Start of Dataset extract

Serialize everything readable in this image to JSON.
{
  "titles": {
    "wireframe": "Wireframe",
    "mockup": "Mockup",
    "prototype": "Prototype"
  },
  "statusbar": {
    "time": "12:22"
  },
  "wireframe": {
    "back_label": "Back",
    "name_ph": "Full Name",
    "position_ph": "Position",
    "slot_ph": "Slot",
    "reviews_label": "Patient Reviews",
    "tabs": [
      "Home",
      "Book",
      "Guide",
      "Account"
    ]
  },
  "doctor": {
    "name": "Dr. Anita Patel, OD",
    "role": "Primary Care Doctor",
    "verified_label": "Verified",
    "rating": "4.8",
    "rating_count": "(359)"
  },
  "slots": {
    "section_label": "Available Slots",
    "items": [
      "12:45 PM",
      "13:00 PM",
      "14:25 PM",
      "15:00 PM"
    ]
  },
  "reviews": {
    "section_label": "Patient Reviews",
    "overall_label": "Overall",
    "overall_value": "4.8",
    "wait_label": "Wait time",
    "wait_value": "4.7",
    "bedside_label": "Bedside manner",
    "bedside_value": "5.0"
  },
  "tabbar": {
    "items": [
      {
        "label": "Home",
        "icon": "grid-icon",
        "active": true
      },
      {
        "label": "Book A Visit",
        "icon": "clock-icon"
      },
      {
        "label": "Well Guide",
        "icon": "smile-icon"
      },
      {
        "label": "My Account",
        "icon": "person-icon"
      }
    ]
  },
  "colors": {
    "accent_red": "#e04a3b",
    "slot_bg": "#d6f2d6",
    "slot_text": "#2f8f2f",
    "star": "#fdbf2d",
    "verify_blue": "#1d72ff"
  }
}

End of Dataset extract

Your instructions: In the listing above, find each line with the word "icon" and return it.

Task answer:
        "icon": "grid-icon",
        "icon": "clock-icon"
        "icon": "smile-icon"
        "icon": "person-icon"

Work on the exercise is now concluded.